[Website and app data records]
************
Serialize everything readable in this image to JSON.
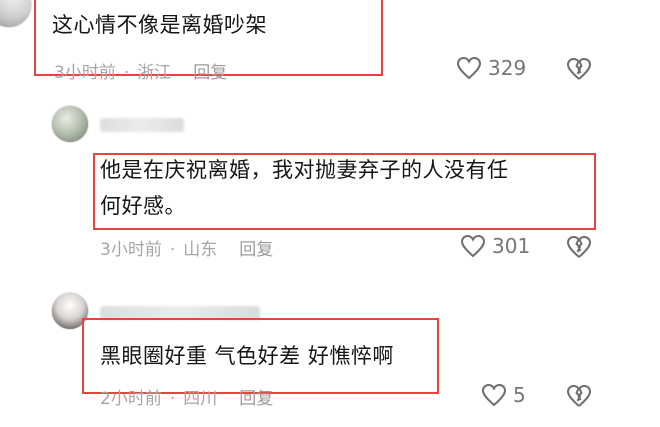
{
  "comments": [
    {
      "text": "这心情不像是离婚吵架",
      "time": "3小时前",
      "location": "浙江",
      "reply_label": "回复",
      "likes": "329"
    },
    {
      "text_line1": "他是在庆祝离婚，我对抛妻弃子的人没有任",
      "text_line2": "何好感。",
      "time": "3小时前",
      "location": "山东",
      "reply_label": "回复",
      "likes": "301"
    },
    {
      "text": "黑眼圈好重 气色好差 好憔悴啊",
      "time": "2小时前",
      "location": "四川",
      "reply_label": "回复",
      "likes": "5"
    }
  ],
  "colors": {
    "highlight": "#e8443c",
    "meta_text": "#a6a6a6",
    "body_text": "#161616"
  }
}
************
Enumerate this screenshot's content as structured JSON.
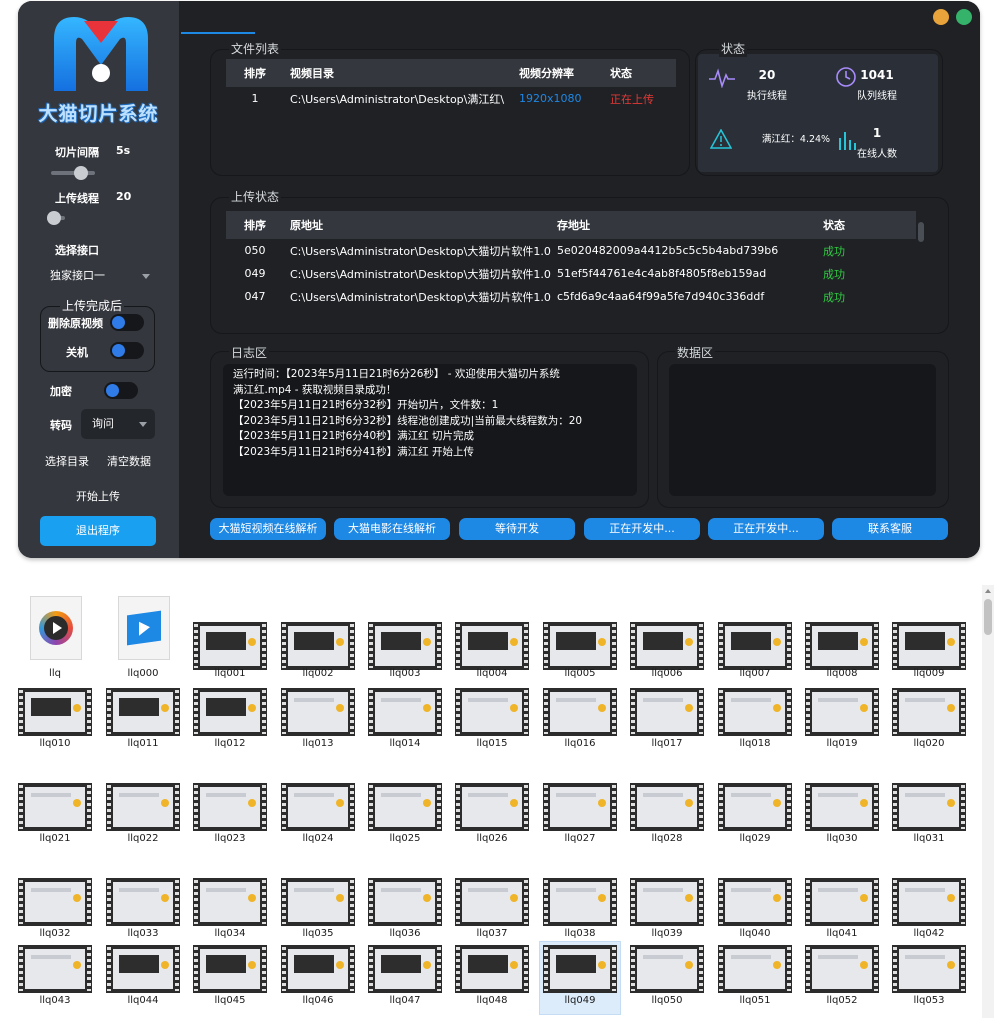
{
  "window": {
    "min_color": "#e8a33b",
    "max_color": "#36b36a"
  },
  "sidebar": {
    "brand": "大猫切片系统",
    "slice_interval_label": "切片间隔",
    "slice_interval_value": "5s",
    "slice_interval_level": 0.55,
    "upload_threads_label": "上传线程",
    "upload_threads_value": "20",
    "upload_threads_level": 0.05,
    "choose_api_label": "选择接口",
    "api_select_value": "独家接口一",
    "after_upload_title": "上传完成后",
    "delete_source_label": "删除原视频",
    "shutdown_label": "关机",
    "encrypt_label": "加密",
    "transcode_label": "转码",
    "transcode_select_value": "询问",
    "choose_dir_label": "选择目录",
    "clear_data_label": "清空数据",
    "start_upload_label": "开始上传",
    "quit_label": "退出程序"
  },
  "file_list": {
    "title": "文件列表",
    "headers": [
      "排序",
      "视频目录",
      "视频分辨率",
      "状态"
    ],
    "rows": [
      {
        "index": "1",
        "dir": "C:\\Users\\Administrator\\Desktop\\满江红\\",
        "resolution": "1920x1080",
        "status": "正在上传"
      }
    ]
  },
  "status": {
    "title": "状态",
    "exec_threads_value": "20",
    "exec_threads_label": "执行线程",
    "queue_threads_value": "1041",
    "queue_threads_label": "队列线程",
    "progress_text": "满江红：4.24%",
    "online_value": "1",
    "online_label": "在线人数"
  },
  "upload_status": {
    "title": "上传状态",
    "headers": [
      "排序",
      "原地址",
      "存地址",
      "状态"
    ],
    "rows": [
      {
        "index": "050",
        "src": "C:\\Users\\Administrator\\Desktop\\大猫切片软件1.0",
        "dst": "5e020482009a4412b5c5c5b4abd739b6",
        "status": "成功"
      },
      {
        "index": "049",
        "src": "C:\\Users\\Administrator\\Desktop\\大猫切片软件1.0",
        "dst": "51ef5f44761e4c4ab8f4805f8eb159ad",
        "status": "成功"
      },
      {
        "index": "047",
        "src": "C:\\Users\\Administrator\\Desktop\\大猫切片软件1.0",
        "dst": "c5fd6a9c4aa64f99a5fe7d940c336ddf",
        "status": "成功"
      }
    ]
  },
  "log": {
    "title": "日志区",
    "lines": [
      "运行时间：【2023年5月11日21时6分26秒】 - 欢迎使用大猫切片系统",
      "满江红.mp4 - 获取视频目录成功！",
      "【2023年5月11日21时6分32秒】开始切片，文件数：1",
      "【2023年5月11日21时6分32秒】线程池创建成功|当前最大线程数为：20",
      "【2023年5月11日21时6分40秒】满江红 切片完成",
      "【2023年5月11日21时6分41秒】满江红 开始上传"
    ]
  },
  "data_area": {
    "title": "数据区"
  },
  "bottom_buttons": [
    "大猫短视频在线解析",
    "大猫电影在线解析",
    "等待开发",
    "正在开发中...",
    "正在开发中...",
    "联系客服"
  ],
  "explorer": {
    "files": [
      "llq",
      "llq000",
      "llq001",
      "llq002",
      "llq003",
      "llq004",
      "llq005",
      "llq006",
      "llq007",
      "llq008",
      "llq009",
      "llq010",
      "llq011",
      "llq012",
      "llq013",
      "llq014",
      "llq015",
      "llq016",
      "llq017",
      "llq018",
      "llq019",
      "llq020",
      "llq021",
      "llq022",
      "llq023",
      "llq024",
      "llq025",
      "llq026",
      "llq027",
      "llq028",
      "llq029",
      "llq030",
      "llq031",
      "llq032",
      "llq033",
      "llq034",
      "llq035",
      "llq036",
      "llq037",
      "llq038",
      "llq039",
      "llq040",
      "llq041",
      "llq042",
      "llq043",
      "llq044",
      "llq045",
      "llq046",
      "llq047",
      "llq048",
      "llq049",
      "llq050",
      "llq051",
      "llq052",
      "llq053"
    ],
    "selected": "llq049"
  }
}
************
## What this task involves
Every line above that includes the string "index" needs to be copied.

## Exercise result
        "index": "1",
        "index": "050",
        "index": "049",
        "index": "047",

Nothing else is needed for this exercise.